31 Oct Jay Sean Interview
By Anna Nathanson
Last year saw British R&B singer Jay Sean make history by becoming the most successful UK male Urban artist in US chart history. Now signed to Cash Money, Anna Nathanson caught up with the star as he prepares to release his latest album Freeze Time.
The Pop/Dance/R&B sound has really taken off, why do you think that is?
I just think it’s time; music changes, that’s just the evolution of it. We call Michael Jackson the King of Pop, yet it’s interesting that he’s inspired so many Soul singers and so many artists from all genres. It’s just what popular music has become. A couple of years ago it was all about Rock music, and that was Pop music. And now Dance meets R&B has become Pop music. It’s just timely that the songs I happen to release are during the time when it’s really kicking off.
Have you ever felt any pressure to do that sound?
I think I was very much at the forefront of it, releasing Down and Do You Remember. When I came to America there was a gap in the market, there were no male solo artists doing that at that time and the lane was clear. Chris Brown wasn’t there, Ne-Yo was taking some time off and so was Usher at the time. So I thought “Wow, maybe I can do this!” I was very fortunate to get in there at the right time.
What will your new album sound like?
It’s a Pop/R&B album, and there will be extremes of the genres on there as well.

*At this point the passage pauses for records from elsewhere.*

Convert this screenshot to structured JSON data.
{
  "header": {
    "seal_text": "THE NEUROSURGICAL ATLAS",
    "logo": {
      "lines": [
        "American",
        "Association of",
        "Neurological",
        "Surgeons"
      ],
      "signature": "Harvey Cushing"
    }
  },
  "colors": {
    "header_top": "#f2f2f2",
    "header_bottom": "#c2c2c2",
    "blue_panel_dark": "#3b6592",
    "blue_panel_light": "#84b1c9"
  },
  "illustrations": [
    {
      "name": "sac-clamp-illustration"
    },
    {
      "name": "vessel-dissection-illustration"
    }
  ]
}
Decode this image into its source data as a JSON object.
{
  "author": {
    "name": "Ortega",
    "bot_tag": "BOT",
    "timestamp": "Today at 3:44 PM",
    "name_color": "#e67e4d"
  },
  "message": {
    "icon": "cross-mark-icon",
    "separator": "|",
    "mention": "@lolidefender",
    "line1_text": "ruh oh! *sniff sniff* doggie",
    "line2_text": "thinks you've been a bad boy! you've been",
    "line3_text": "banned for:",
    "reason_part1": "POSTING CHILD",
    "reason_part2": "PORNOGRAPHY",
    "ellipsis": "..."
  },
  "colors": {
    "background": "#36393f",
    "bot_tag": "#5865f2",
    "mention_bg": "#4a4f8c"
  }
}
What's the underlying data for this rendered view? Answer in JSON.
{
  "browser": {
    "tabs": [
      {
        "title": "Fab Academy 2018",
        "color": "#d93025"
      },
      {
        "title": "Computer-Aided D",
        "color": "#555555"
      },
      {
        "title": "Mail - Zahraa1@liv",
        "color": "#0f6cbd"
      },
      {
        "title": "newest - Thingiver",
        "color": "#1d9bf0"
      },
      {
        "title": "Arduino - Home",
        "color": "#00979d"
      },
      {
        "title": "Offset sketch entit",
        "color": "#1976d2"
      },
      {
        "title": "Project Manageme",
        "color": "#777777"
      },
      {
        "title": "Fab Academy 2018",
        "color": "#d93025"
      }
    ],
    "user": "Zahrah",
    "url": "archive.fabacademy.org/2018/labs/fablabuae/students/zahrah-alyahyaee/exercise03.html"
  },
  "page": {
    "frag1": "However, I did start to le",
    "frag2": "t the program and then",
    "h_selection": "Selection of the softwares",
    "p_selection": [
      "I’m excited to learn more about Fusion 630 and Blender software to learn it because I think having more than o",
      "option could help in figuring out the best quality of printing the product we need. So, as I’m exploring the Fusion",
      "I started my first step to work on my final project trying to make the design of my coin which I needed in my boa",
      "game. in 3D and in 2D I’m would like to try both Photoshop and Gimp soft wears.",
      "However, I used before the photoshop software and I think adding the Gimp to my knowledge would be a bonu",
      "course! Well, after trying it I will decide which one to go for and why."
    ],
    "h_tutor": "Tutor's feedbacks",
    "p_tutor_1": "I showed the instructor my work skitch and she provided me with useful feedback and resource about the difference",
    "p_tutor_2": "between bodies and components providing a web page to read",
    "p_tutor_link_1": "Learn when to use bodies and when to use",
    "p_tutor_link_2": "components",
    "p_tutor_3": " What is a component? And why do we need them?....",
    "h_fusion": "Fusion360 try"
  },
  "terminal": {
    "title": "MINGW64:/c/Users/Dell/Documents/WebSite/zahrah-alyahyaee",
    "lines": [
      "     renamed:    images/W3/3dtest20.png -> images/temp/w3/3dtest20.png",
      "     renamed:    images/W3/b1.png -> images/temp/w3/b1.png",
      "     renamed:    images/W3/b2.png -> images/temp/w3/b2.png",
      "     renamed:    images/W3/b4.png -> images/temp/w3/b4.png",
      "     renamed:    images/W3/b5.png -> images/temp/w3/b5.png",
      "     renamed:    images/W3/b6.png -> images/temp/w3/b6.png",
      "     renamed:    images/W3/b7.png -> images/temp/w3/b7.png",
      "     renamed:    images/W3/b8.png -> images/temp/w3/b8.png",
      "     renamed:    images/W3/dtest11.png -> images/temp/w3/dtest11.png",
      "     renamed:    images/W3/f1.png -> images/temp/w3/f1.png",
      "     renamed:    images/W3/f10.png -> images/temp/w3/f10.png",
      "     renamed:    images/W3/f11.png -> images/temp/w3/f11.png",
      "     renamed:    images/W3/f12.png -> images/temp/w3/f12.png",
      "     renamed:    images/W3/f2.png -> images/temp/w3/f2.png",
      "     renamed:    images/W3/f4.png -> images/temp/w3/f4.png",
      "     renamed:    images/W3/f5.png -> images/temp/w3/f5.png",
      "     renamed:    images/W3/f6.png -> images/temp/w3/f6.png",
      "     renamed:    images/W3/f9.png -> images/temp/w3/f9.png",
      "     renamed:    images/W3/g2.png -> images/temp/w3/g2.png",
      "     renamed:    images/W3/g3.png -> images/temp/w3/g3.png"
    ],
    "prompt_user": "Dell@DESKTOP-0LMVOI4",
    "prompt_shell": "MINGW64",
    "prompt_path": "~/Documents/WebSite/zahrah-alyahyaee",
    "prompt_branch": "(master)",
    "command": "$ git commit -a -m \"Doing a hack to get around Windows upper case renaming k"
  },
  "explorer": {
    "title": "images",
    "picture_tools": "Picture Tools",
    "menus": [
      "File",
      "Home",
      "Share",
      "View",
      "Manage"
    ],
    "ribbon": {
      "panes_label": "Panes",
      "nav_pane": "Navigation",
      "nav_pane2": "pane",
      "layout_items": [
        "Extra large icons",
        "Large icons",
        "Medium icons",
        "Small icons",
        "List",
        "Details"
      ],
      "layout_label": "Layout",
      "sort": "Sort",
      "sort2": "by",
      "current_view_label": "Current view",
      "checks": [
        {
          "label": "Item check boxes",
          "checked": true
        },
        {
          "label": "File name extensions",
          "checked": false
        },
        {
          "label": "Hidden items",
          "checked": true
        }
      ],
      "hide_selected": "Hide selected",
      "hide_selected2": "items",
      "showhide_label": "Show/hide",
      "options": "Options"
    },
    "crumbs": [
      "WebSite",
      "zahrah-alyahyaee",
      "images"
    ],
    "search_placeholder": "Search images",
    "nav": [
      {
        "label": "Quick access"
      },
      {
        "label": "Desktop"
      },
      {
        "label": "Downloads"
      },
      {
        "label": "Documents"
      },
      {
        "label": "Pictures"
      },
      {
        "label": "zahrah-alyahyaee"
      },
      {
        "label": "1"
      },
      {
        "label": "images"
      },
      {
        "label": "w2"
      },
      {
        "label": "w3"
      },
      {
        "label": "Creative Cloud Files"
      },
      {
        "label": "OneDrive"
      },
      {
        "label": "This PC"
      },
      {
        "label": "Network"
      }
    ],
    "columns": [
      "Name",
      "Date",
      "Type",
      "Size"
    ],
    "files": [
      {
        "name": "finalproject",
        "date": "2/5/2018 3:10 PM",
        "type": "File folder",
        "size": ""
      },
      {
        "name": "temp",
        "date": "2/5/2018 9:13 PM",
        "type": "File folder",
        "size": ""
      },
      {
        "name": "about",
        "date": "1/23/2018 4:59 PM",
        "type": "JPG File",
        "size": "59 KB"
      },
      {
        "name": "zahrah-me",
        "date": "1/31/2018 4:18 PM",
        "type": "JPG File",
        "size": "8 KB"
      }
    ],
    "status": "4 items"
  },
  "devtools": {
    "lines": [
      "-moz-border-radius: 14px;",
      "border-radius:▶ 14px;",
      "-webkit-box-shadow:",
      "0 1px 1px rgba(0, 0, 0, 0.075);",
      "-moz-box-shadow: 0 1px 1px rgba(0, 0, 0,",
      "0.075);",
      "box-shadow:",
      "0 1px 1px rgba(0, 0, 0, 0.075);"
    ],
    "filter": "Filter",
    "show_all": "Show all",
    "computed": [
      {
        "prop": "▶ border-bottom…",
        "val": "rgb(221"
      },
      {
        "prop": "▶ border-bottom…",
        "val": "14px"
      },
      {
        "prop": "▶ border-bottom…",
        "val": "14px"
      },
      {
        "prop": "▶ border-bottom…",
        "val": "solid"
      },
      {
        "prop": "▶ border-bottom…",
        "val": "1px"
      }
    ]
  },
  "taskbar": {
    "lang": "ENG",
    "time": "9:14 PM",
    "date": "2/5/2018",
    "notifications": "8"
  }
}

You have 2012, which is perhaps the poppiest song I’ve ever done, but then the song I recorded a video to yesterday is very urban; it’s a real R&B club record with Birdman on it. The album highlights the two musical genres that I do best and somewhere in the middle you’ll get a nice blend of the two.
Is America ready for Grime?
I think certain parts of America might be ready for it. I’ve already heard some Grime playing in various boutique shops in New York. In order for it to really break, it has to become a popular genre of music on a mass level. Coming to America has shown me that they need to be able to relate to your music. Not only the cool people in New York or the trendies in LA, it needs to go across the whole of America, you need to pick a random household in Wisconsin and see if they play Grime music on the radio, and that takes a while I think.
Why do you think you’ve connected so well in America?
You really need to think about the music you’re putting out there, to pull people in, to introduce them to you. And I consciously put out music that would be a good introduction to a new artist. When people hear a song on the radio in America, it’s very different to the UK; they play it for months. Down is still playing a year and a half later on radio. I’m hearing the same songs play every hour in every State in America. They’re songs that people just enjoy singing along to, and that’s how I managed to do what I did over here.
Who’s next up in terms of UK talent crossing over to America?
I’ve heard that N-Dubz are being signed here to L.A Reid, which I’m very happy about because I love those guys. I did a song called I Still Love You with Tinie way before we both blew up, and I’m so happy that we’re both doing well now because we all supported each other from way back. Hard work and self-belief pays off. I think he’s got some skills that could work in America, as his tone and his style are very universal. When I get back to the UK I’m going to hit up Giggs and Example to see if I can do anything with them.
You’re part of Cash Money, is it like being in a close-knit family?
It would be if we had the time. If you’re as big as Drake or Nicki Minaj, you don’t stay in the same place for longer than a day. Our diaries are just so busy, I saw Nicki just once since doing the video for 2012. We all talk on the phone, but it’s just so difficult to see each other.
Have you visited Lil Wayne in prison?
No, I haven’t you know. I really want to figure out a way to go and see him. Cash Money have a crazy entourage, they have about 100 guys rolling with them. And obviously a lot of people want to go and see Wayne and they’re all family and his best friends. So I haven’t really had a chance to go but I’d really like to.
What’s been your maddest encounter with a celeb?
Beyonce told me that she really enjoys my music and said that she has the CD at home!
You were privately educated and got straight As. How important is it to have a back up plan and what was yours?
I wanted to be a doctor and got into medical school. But I never let go of my dream of making it in the music industry. Getting an education is important as it helps you get on in the world. You have to be knowledgeable, regardless of the job you get into.